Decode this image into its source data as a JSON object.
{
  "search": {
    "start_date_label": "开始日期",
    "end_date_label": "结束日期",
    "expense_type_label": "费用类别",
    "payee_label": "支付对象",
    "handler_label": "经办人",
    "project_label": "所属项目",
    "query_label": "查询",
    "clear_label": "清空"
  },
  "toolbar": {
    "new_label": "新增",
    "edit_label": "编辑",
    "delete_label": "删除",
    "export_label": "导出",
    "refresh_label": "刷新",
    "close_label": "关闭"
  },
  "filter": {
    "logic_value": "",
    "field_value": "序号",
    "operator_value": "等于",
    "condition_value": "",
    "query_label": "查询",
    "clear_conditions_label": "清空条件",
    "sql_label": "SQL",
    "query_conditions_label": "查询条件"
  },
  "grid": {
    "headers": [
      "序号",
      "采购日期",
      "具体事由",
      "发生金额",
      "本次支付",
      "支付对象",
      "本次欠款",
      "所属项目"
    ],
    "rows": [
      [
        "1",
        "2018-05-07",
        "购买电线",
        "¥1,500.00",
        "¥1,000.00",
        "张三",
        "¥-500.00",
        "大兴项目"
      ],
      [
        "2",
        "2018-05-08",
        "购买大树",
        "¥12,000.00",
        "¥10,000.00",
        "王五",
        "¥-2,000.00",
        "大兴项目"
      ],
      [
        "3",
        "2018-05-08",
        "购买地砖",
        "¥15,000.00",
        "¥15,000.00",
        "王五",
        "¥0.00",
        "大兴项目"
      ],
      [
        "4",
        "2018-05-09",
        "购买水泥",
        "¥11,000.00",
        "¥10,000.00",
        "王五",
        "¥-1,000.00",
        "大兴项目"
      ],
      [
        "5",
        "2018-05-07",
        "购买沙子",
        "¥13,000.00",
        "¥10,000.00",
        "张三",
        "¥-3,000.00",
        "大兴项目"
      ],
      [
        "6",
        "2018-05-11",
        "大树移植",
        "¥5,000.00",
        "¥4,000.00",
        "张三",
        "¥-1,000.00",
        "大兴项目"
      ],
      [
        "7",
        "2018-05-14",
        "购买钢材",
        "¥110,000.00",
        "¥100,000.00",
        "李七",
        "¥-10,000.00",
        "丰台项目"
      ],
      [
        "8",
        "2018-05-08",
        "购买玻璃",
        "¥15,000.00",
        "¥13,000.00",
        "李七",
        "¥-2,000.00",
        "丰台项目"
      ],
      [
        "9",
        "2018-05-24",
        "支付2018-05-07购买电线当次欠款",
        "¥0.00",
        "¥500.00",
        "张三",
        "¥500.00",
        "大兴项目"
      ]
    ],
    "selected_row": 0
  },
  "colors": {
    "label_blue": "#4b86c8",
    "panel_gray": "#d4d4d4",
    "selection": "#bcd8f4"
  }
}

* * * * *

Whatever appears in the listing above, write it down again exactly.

*Answer section*.
Decode this image into its source data as a JSON object.
{
  "search": {
    "start_date_label": "开始日期",
    "end_date_label": "结束日期",
    "expense_type_label": "费用类别",
    "payee_label": "支付对象",
    "handler_label": "经办人",
    "project_label": "所属项目",
    "query_label": "查询",
    "clear_label": "清空"
  },
  "toolbar": {
    "new_label": "新增",
    "edit_label": "编辑",
    "delete_label": "删除",
    "export_label": "导出",
    "refresh_label": "刷新",
    "close_label": "关闭"
  },
  "filter": {
    "logic_value": "",
    "field_value": "序号",
    "operator_value": "等于",
    "condition_value": "",
    "query_label": "查询",
    "clear_conditions_label": "清空条件",
    "sql_label": "SQL",
    "query_conditions_label": "查询条件"
  },
  "grid": {
    "headers": [
      "序号",
      "采购日期",
      "具体事由",
      "发生金额",
      "本次支付",
      "支付对象",
      "本次欠款",
      "所属项目"
    ],
    "rows": [
      [
        "1",
        "2018-05-07",
        "购买电线",
        "¥1,500.00",
        "¥1,000.00",
        "张三",
        "¥-500.00",
        "大兴项目"
      ],
      [
        "2",
        "2018-05-08",
        "购买大树",
        "¥12,000.00",
        "¥10,000.00",
        "王五",
        "¥-2,000.00",
        "大兴项目"
      ],
      [
        "3",
        "2018-05-08",
        "购买地砖",
        "¥15,000.00",
        "¥15,000.00",
        "王五",
        "¥0.00",
        "大兴项目"
      ],
      [
        "4",
        "2018-05-09",
        "购买水泥",
        "¥11,000.00",
        "¥10,000.00",
        "王五",
        "¥-1,000.00",
        "大兴项目"
      ],
      [
        "5",
        "2018-05-07",
        "购买沙子",
        "¥13,000.00",
        "¥10,000.00",
        "张三",
        "¥-3,000.00",
        "大兴项目"
      ],
      [
        "6",
        "2018-05-11",
        "大树移植",
        "¥5,000.00",
        "¥4,000.00",
        "张三",
        "¥-1,000.00",
        "大兴项目"
      ],
      [
        "7",
        "2018-05-14",
        "购买钢材",
        "¥110,000.00",
        "¥100,000.00",
        "李七",
        "¥-10,000.00",
        "丰台项目"
      ],
      [
        "8",
        "2018-05-08",
        "购买玻璃",
        "¥15,000.00",
        "¥13,000.00",
        "李七",
        "¥-2,000.00",
        "丰台项目"
      ],
      [
        "9",
        "2018-05-24",
        "支付2018-05-07购买电线当次欠款",
        "¥0.00",
        "¥500.00",
        "张三",
        "¥500.00",
        "大兴项目"
      ]
    ],
    "selected_row": 0
  },
  "colors": {
    "label_blue": "#4b86c8",
    "panel_gray": "#d4d4d4",
    "selection": "#bcd8f4"
  }
}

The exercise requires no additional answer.